Interface dataset entries:
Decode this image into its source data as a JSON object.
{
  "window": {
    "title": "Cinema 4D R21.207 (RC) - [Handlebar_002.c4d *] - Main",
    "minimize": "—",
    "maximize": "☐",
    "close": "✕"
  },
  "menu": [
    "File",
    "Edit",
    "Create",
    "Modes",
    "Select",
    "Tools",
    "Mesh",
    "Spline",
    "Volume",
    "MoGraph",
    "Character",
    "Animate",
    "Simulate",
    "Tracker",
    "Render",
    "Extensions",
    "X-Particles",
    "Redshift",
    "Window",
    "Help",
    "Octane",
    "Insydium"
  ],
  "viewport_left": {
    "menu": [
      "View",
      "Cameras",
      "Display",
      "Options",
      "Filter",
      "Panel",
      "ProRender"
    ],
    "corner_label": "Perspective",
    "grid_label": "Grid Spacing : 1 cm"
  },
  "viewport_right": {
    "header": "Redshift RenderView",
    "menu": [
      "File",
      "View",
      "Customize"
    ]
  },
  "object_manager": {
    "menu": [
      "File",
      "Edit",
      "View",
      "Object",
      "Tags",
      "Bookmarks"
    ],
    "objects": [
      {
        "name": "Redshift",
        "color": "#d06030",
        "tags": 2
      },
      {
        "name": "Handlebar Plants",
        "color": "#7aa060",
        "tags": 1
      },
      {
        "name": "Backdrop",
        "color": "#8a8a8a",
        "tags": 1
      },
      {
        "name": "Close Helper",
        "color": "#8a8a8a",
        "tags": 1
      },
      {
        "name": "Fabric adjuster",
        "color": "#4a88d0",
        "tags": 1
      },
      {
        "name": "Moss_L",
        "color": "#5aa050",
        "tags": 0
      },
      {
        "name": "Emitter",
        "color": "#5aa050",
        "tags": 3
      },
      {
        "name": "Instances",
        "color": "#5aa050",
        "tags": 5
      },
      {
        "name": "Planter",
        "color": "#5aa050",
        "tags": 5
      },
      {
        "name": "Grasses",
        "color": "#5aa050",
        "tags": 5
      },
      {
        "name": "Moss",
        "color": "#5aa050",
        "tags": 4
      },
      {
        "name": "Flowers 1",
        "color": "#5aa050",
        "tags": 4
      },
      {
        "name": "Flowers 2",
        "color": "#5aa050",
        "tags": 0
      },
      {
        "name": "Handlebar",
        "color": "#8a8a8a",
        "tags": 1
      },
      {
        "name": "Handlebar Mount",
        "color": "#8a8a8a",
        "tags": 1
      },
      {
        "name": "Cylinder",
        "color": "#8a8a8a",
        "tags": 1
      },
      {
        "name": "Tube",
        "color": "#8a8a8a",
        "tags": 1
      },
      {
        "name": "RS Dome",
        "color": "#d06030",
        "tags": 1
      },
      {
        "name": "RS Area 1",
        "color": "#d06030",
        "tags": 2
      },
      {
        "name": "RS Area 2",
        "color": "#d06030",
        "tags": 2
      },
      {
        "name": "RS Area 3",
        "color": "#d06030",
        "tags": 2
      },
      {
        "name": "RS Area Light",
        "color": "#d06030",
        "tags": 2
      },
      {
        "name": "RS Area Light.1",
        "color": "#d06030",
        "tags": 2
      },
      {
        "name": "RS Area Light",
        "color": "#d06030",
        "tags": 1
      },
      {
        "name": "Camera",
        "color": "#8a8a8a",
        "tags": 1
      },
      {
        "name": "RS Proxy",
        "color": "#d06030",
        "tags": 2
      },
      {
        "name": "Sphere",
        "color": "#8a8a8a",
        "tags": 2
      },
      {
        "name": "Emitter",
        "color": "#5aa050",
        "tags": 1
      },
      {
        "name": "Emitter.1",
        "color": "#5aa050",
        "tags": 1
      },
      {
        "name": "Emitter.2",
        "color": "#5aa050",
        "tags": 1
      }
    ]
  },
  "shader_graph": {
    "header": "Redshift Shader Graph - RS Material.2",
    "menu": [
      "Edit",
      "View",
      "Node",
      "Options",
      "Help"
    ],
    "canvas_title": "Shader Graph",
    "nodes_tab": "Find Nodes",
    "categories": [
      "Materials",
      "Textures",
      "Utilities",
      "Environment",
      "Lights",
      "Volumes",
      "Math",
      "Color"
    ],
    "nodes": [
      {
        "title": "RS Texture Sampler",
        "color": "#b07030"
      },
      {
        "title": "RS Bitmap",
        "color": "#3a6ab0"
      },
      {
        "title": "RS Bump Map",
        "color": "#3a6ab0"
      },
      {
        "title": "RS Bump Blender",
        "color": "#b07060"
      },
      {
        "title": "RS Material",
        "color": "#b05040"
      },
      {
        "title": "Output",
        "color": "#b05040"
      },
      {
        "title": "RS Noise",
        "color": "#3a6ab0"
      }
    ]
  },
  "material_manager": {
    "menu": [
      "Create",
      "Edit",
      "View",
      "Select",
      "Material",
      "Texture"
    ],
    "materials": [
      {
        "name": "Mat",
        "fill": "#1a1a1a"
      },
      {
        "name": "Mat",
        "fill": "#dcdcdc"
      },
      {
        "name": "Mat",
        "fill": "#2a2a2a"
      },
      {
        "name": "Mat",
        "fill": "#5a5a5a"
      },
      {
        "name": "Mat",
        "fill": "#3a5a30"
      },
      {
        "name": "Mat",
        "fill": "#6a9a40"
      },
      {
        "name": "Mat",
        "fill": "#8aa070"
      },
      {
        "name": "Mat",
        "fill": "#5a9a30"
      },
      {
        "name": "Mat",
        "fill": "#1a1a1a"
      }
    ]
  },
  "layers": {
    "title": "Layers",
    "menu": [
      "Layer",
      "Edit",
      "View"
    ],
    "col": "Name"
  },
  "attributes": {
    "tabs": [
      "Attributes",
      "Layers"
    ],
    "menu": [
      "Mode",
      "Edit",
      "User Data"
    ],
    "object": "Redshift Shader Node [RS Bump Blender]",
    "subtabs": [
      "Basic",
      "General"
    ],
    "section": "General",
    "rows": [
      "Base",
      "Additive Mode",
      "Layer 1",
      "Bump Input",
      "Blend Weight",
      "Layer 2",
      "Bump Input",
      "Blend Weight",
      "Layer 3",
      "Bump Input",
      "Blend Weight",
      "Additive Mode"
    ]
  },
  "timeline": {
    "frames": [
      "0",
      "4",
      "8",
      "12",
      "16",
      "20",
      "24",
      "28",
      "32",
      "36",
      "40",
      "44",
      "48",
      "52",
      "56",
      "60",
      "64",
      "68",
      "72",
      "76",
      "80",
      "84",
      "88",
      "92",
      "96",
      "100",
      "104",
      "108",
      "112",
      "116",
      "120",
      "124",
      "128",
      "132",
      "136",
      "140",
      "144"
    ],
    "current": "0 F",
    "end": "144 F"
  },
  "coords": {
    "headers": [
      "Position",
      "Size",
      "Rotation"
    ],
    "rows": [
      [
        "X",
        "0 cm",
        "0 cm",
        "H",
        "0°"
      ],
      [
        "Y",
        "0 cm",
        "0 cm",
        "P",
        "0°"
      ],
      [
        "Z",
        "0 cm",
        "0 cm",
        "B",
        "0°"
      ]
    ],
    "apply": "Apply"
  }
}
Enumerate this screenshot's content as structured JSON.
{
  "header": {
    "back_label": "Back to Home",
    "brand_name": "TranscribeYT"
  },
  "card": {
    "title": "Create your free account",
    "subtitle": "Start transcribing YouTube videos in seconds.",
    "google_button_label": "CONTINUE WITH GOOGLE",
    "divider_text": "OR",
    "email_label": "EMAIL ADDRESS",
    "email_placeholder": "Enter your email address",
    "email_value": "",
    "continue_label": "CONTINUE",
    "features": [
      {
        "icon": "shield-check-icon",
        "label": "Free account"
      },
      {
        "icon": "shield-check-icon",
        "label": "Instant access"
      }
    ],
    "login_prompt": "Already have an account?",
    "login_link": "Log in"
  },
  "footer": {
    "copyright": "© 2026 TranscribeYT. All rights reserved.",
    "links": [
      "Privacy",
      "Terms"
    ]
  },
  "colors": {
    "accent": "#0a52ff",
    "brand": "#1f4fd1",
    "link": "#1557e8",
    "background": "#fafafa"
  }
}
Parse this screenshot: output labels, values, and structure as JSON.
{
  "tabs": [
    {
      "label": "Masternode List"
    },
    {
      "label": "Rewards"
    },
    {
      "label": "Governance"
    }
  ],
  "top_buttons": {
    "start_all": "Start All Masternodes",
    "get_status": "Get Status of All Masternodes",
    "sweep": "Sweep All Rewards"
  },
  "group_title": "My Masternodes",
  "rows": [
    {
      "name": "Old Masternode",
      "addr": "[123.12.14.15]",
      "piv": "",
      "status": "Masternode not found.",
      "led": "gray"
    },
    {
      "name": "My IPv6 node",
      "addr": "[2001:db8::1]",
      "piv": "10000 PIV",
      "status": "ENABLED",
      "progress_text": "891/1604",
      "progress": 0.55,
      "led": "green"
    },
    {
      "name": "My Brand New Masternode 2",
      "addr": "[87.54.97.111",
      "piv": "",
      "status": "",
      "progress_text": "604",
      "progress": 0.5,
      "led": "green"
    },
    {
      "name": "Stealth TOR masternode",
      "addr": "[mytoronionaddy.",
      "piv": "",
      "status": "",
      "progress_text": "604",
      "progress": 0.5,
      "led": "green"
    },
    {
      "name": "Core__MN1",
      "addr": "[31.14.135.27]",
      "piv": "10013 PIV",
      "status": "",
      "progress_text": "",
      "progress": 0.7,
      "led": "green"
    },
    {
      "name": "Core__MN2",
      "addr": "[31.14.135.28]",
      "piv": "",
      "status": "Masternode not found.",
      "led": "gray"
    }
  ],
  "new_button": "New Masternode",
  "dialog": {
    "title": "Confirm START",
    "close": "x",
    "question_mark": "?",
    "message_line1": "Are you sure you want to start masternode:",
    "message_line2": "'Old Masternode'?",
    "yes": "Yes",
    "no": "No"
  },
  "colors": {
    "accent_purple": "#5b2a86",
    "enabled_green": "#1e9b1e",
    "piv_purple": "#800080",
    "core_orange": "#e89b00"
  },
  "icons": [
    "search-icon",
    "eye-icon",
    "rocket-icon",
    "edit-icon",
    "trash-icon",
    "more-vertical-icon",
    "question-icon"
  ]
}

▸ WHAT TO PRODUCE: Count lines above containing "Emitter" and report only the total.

▸ WORKED SOLUTION: 4